In brief: Amy is an editing genius but when her new boss asks her to force a commercial novel from a literary great, it challenges even her.
The good: it’s fun – loud, honest and brash.
The not-so-good: The ending – so unexpected!
Why I chose it: Thank you to Harper Collins for the ARC.
Pages: 380 (ARC)
Publisher: 4th Estate (Harper Collins)
Rating: 9 out of 10
The Girl on the Page has been getting a lot of positive media coverage in Australia lately. It sounded like my kind of book – a heroine who couldn’t care less what the world thinks about her, life in publishing and two reclusive literary authors. So naturally I jumped in and started reading. The first thing I noticed is the writing. John Purcell’s writing is easy to read and easy to relate to – you’re in Amy’s world now, lock, stock and barrel. Amy is also a unique character as she should be unlikeable – but she isn’t. Whether that’s due to the chapters told by her in the first person or that none of the other characters disliked her wholly, I’m not sure.
The first thing the reader notices is that Amy is in a world of her own. She’s a brilliant enigma in the publishing world – she gets excellent results from her authors, even if the methods of pushing them to their brilliance is unorthodox. She’s also primarily self-taught with a lot of gumption – she got her start by retyping a mediocre thriller and editing it, then sending it to the author with a proposal. That’s how Amy became half of the wizardry behind the bestselling Jack Cade thriller novels. Amy’s personal life is also unorthodox. She jumps anything that’s on offer and shuns long-term relationships after having her heart broken. She’s also wealthy with no need to work, but usually rocks up to work at the publishing house drunk. If she bothers. She’s also extraordinarily beautiful. So really, everyone should hate her – a stunning, foul mouthed genius. But Amy has a vulnerability that is not fully exposed until she’s given the task of finding literary great Helen Ryan’s overdue manuscript. This involves moving into the flat below the townhouse Helen and husband Malcolm bought with the advance. Helen’s terrified she will lose the first glimpse of luxury she’s seen at the cost of selling out, going commercial. Her husband Malcolm believes she’s already sold out, grieving for the loss of their old life and refuses to read any more of her work. This is happening as Malcolm’s ‘horrible little book’ is longlisted for the Booker Prize and he’s thrust into the spotlight with meme-worthy results. As Amy works through Helen’s versions of the novel, she gets entangled in their lives. This leads her to question her current lifestyle and what she truly values. Helen and Malcolm do this too, but separately in a grief stricken way.
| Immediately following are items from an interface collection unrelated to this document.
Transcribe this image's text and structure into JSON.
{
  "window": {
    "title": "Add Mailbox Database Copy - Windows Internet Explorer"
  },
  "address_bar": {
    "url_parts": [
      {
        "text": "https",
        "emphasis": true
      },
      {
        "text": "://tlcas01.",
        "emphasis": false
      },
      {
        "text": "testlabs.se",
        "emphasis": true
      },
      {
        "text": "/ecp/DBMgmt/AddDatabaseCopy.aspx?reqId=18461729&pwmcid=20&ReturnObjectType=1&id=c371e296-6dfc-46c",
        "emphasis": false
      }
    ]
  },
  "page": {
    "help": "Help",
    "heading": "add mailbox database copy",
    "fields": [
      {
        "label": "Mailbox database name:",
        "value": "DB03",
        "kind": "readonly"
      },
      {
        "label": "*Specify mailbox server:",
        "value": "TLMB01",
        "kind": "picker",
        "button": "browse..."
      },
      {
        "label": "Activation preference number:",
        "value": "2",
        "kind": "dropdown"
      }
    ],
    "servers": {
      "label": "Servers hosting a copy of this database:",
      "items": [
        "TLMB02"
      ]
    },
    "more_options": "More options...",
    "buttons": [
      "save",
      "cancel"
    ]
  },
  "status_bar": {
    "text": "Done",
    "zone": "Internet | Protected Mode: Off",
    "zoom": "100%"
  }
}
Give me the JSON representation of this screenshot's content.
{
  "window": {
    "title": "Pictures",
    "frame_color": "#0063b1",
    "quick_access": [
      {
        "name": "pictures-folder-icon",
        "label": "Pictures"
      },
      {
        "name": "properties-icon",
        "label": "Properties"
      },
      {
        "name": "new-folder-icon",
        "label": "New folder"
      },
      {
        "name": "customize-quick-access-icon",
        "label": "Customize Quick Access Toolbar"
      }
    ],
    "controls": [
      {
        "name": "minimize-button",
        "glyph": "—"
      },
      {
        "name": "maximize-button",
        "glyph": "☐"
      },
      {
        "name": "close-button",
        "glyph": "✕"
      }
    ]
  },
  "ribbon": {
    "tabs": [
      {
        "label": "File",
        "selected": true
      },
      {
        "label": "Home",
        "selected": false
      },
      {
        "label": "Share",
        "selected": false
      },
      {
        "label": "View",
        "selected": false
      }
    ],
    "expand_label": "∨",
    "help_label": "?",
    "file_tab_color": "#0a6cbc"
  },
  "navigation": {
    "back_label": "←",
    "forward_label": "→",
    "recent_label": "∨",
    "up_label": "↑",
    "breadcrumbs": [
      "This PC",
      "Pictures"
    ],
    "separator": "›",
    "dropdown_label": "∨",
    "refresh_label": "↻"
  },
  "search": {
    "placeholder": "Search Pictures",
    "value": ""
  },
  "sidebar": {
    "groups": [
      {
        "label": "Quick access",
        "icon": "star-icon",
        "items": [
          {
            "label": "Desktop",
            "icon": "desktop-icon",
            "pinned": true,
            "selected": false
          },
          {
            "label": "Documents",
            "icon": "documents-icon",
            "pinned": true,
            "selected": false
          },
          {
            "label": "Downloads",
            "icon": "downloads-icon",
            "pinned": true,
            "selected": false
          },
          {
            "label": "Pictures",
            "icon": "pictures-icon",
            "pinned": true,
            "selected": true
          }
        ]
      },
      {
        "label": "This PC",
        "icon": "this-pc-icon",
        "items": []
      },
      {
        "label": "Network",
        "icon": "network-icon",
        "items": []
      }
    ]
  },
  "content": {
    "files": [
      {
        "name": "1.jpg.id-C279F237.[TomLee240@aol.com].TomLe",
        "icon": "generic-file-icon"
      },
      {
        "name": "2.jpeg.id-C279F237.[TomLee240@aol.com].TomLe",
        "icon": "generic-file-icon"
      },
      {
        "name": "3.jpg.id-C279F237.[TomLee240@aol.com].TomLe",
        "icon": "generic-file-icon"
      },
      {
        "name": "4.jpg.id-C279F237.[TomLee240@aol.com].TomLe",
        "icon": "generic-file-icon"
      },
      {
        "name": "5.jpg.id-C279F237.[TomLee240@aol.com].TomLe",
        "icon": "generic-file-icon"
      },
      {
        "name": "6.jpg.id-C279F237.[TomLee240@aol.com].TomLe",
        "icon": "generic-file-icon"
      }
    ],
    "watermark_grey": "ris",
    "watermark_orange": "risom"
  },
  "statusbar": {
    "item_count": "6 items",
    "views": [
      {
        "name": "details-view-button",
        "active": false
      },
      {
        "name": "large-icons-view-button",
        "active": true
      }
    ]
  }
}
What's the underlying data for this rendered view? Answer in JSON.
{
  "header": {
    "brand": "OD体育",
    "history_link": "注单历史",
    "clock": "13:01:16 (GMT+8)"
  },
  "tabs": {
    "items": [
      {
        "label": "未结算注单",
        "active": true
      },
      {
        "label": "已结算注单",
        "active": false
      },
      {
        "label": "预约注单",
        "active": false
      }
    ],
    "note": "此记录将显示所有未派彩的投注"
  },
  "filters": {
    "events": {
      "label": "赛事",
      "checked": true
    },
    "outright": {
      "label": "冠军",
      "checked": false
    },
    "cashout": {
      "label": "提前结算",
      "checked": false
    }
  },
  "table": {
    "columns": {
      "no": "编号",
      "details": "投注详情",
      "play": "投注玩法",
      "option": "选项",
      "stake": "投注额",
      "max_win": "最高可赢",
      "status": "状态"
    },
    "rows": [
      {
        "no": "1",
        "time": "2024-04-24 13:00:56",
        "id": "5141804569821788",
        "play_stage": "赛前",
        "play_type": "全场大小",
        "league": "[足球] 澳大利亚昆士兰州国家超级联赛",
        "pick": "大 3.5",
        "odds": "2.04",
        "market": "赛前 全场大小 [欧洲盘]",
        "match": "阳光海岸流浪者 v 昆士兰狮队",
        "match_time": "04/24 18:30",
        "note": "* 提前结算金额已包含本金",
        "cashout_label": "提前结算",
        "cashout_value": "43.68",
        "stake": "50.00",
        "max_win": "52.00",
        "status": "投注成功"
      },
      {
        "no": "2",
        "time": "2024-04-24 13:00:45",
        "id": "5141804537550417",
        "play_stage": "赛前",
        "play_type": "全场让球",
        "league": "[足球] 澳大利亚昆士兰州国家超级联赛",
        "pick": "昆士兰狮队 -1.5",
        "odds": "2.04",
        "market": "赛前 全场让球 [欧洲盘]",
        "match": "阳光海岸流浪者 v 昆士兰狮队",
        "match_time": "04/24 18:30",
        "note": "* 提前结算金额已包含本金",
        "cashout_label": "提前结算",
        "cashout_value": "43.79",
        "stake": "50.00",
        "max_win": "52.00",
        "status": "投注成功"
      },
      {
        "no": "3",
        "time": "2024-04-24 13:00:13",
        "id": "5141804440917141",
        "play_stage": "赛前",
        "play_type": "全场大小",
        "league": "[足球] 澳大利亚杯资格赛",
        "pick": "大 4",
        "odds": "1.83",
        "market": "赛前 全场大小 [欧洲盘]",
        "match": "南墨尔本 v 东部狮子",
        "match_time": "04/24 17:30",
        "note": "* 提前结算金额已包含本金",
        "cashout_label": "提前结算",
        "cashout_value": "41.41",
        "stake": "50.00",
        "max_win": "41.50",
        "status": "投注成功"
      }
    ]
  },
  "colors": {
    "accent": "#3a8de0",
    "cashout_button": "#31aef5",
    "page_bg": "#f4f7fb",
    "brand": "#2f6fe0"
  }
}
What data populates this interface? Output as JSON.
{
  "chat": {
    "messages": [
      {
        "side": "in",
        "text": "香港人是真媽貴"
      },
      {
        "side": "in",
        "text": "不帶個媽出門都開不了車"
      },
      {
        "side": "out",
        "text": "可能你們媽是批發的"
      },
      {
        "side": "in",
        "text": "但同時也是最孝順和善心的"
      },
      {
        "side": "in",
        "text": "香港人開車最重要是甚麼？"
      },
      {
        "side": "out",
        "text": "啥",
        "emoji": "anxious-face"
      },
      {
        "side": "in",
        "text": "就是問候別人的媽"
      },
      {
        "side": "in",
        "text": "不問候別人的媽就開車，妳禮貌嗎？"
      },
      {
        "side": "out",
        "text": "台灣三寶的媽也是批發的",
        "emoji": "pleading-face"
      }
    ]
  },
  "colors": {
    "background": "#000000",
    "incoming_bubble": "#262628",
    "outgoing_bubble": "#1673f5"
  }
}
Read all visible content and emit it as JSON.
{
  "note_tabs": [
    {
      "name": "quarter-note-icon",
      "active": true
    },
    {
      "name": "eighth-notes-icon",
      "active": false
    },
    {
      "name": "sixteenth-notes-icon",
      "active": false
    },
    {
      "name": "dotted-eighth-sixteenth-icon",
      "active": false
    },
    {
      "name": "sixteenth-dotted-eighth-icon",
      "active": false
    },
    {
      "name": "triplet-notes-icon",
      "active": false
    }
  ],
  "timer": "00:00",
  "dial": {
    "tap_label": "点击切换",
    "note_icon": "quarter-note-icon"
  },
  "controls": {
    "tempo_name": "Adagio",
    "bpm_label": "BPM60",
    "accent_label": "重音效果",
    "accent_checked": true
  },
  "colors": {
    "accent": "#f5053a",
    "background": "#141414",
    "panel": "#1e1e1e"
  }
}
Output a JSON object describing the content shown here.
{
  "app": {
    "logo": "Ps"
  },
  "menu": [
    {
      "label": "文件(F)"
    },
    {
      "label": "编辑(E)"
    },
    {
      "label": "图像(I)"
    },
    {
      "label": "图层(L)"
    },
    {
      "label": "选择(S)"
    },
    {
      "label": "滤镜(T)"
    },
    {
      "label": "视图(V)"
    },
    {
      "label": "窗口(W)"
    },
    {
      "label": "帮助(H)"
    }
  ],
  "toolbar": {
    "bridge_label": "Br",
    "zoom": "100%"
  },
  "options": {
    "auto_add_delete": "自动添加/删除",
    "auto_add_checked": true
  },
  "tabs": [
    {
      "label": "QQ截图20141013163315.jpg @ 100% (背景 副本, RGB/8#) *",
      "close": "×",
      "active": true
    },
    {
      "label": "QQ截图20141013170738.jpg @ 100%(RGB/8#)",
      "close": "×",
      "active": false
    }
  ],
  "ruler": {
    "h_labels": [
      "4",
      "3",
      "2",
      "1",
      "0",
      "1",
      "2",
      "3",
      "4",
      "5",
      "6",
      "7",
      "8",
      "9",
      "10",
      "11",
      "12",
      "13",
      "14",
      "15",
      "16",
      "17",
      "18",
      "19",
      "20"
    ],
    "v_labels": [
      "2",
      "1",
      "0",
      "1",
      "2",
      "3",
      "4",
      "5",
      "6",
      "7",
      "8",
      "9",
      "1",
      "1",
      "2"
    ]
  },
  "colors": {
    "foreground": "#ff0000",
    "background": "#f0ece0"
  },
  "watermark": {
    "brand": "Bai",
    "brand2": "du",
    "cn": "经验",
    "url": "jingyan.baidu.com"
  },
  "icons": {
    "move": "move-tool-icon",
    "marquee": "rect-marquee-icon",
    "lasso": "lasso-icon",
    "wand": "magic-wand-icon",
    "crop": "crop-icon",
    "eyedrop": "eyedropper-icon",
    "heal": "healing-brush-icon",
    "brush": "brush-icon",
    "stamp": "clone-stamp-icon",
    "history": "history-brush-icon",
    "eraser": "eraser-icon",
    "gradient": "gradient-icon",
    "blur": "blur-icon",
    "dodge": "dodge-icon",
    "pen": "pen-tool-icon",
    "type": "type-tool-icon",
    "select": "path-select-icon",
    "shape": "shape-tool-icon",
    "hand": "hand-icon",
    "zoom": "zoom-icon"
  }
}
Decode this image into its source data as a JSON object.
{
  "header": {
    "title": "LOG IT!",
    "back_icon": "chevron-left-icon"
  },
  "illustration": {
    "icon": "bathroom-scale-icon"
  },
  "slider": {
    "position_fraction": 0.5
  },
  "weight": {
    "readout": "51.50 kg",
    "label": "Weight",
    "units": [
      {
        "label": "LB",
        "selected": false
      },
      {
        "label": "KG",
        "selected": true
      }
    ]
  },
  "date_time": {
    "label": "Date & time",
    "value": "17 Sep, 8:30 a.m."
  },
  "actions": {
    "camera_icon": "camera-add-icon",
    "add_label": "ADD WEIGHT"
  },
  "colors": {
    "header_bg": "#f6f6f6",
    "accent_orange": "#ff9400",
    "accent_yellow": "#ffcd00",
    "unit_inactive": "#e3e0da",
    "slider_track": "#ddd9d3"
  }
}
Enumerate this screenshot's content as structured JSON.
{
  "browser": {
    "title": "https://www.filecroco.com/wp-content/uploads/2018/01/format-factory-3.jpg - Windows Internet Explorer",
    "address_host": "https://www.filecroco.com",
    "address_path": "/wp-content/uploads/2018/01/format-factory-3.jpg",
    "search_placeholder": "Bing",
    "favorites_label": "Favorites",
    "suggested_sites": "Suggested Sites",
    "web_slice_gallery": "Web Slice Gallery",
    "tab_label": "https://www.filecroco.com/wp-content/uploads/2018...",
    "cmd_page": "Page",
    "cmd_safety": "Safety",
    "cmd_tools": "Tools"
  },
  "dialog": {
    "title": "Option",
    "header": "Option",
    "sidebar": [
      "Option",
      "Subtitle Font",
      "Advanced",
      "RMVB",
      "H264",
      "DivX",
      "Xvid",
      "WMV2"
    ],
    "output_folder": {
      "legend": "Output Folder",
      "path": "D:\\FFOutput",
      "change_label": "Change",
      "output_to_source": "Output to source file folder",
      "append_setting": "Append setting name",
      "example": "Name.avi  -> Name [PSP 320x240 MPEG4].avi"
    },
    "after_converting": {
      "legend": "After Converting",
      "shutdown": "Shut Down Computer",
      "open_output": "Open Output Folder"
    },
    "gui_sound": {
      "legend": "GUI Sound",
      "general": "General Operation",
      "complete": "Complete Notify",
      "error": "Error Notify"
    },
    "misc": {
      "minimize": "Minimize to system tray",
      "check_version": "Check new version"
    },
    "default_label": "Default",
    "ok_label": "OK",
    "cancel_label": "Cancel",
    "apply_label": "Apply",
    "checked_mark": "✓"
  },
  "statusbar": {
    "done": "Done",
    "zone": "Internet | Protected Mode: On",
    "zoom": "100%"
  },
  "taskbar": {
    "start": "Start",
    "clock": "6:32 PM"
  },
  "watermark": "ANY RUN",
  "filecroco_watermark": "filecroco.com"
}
All the characters circle around each other and don’t seek help until the last possible point, meaning that the ending turns out to be incredibly unexpected! (I’m not sure how else the book could have ended, but I wasn’t expecting that).
The Girl on the Page references a lot of books, authors and literary figures from Australia and worldwide. A recurring theme asks, what is literature and who defines that? Helen, Amy and Malcolm all have varying thoughts on the topic. Amy’s co-writer Liam (of Jack Cade fame) also desperately wants to be seen as a literary author, but his thoughts on this path are confused. But who is right? All the characters offer some insight into their perceptions and prejudices but ultimately there is no one truth. (As it should be!)
This is a book that combines the wild ride of a thriller novel with the insightful exploration of life of a slower paced, more literary novel. It’s certainly a ride I enjoyed.